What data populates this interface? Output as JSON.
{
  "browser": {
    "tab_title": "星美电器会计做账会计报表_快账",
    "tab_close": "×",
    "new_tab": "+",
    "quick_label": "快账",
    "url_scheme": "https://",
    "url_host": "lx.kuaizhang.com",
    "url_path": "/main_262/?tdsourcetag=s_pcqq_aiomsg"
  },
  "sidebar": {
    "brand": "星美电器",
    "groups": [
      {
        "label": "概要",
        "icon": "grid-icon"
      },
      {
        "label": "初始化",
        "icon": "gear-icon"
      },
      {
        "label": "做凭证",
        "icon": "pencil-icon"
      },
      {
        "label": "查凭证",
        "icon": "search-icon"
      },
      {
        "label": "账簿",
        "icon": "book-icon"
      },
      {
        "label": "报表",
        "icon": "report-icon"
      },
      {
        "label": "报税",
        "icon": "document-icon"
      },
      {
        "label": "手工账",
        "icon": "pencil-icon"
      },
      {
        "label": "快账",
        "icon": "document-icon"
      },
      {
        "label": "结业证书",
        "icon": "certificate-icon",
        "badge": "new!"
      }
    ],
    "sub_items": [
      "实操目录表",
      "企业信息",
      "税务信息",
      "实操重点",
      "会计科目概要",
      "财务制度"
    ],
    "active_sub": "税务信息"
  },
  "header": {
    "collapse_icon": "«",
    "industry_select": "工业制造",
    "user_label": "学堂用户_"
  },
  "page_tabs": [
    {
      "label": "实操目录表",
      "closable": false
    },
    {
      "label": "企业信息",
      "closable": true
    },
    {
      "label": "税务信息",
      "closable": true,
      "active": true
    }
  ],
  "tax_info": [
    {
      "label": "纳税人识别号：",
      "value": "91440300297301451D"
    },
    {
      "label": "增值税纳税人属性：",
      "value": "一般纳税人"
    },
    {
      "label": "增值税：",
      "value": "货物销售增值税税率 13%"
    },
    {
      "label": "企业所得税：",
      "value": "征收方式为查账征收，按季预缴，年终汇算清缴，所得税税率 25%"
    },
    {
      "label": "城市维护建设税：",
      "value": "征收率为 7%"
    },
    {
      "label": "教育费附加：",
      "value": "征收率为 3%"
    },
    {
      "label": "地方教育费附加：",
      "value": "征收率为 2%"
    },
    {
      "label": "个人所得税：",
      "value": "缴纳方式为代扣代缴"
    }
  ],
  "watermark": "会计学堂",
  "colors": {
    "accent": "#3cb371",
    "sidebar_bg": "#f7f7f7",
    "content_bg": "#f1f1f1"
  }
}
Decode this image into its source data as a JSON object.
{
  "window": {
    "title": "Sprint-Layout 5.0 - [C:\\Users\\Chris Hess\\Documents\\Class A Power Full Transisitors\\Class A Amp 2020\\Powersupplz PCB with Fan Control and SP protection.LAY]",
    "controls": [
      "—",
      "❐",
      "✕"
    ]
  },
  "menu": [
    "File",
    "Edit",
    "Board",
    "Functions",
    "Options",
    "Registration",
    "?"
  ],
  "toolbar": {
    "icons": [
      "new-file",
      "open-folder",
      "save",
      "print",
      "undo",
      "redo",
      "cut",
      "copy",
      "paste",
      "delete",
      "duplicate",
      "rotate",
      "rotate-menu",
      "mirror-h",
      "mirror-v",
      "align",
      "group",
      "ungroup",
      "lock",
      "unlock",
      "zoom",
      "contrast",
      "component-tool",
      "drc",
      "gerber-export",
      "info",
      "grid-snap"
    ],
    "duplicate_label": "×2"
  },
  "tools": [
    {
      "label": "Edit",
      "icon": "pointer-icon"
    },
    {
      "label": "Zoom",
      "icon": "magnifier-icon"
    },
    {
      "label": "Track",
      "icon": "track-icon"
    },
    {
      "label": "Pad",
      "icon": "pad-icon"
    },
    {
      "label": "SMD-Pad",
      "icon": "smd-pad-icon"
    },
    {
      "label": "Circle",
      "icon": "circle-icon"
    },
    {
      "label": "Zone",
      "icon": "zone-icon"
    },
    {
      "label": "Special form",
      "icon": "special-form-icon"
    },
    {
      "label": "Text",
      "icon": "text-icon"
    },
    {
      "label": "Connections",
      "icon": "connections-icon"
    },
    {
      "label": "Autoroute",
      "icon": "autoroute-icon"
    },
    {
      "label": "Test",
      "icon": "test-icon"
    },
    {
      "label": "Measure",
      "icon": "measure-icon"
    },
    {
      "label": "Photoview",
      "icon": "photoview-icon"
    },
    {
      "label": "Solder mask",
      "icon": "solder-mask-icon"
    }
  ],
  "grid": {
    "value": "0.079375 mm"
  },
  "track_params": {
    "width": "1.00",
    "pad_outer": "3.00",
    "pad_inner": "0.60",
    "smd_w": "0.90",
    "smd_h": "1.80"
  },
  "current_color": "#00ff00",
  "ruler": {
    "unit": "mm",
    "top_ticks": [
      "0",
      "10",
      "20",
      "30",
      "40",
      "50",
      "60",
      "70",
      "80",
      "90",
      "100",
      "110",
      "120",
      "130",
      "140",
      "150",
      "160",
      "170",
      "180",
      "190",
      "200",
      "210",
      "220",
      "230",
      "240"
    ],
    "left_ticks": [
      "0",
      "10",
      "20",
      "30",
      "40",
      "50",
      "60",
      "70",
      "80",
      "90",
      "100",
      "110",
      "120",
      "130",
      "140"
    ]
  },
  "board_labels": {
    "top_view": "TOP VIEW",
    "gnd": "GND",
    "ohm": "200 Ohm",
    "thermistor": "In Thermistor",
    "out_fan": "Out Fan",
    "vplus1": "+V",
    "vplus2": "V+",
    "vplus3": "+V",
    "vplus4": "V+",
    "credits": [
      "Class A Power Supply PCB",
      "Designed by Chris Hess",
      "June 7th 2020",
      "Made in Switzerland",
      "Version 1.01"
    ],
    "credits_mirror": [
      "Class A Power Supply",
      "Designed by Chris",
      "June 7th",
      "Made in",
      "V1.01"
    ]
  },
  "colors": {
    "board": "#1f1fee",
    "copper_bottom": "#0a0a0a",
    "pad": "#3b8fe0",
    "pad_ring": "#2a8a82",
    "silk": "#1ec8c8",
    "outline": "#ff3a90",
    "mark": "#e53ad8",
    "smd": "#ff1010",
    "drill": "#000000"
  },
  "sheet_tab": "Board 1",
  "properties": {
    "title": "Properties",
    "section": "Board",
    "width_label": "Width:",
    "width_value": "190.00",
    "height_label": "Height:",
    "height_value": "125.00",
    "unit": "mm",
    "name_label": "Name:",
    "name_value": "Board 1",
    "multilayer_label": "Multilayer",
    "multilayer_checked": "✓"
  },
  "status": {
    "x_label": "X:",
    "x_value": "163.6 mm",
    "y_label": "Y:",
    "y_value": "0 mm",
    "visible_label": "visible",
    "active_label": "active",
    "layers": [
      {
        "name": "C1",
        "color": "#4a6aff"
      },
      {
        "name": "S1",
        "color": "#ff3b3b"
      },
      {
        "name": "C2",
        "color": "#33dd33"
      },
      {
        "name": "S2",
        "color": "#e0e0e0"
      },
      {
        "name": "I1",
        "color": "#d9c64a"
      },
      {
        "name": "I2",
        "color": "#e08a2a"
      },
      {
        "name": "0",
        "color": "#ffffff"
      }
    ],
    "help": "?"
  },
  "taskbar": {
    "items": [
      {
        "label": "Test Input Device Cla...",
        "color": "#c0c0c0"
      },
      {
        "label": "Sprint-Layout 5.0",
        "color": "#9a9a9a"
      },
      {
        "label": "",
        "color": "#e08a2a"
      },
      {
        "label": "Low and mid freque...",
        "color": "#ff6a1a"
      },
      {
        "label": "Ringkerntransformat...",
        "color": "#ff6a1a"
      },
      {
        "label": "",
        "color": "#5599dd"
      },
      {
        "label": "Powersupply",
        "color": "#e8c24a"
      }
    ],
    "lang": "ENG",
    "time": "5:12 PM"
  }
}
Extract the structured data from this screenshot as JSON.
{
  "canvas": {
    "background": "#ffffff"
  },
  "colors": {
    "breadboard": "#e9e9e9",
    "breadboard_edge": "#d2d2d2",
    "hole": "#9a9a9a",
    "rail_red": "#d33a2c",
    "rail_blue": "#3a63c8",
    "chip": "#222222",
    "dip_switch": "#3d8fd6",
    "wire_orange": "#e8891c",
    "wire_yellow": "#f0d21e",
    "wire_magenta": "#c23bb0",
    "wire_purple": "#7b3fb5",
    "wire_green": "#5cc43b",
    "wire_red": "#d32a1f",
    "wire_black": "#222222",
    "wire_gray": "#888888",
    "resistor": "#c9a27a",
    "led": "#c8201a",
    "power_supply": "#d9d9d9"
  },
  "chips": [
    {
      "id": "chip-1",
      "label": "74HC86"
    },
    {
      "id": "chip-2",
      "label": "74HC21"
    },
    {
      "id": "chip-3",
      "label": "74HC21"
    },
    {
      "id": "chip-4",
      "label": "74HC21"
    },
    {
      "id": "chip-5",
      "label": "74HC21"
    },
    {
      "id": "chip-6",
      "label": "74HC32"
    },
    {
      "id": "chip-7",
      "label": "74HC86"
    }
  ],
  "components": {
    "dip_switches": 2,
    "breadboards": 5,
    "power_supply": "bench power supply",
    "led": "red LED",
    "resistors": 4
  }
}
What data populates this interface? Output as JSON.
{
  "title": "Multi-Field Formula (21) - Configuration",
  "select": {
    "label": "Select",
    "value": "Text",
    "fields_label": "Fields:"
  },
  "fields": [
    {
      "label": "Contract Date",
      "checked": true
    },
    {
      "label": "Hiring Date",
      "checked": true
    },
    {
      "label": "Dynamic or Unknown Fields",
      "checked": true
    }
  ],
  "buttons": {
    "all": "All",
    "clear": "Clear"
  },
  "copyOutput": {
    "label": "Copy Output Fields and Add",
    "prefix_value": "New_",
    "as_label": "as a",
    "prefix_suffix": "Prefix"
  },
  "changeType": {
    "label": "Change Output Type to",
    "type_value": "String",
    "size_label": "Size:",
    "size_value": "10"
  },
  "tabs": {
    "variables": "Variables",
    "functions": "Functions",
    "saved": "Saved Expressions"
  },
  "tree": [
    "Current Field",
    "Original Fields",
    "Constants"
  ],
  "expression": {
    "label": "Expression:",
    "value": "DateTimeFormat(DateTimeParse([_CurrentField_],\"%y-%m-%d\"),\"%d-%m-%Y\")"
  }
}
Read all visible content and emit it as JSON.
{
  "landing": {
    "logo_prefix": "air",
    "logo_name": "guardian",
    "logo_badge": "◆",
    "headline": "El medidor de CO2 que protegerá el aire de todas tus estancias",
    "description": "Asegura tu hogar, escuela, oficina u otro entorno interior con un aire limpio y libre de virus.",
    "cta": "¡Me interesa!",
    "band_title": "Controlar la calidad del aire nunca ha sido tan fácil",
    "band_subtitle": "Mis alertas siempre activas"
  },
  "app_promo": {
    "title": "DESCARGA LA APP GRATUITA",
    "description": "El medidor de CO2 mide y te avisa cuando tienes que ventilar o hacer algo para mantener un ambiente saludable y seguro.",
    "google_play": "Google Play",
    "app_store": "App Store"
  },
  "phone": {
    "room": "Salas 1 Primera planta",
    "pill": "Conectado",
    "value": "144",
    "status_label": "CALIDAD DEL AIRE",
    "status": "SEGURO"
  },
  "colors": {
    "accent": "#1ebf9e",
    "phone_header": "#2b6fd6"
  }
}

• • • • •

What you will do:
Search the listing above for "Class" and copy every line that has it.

Response below:
    "title": "Sprint-Layout 5.0 - [C:\\Users\\Chris Hess\\Documents\\Class A Power Full Transisitors\\Class A Amp 2020\\Powersupplz PCB with Fan Control and SP protection.LAY]",
      "Class A Power Supply PCB",
      "Class A Power Supply",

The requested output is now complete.